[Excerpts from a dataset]
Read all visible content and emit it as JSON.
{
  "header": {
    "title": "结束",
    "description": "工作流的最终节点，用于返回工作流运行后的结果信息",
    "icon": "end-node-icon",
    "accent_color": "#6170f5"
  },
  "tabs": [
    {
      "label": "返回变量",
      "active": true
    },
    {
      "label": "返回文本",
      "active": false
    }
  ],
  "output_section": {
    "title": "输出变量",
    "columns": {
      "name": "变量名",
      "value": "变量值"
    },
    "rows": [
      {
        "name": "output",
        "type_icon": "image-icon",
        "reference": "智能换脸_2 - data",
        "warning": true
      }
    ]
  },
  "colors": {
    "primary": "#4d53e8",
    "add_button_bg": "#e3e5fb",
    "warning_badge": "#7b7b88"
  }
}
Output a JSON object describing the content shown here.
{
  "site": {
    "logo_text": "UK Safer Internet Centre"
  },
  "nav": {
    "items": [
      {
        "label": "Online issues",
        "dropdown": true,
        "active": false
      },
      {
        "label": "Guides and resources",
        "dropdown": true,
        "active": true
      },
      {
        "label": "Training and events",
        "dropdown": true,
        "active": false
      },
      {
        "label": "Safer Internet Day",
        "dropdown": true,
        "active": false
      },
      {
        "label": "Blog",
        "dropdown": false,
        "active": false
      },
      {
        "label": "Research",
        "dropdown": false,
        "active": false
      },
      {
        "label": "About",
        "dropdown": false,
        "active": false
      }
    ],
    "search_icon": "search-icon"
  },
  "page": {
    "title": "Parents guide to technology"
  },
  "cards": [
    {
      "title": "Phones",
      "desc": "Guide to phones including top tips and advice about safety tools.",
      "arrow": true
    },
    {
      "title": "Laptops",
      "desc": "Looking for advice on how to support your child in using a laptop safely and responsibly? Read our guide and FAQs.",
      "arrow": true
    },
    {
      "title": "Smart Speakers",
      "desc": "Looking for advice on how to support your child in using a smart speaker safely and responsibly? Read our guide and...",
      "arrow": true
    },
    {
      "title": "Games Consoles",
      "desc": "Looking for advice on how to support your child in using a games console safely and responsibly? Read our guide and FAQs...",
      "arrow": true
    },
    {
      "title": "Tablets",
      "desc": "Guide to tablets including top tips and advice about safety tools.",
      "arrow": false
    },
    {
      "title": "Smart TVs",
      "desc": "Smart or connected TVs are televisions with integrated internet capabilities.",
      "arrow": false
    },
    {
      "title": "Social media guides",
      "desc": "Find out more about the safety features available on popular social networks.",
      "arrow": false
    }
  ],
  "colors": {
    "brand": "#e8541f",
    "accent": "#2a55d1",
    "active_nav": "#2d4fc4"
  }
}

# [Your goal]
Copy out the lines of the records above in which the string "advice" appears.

# [Exercise answer]
      "desc": "Guide to phones including top tips and advice about safety tools.",
      "desc": "Looking for advice on how to support your child in using a laptop safely and responsibly? Read our guide and FAQs.",
      "desc": "Looking for advice on how to support your child in using a smart speaker safely and responsibly? Read our guide and...",
      "desc": "Looking for advice on how to support your child in using a games console safely and responsibly? Read our guide and FAQs...",
      "desc": "Guide to tablets including top tips and advice about safety tools.",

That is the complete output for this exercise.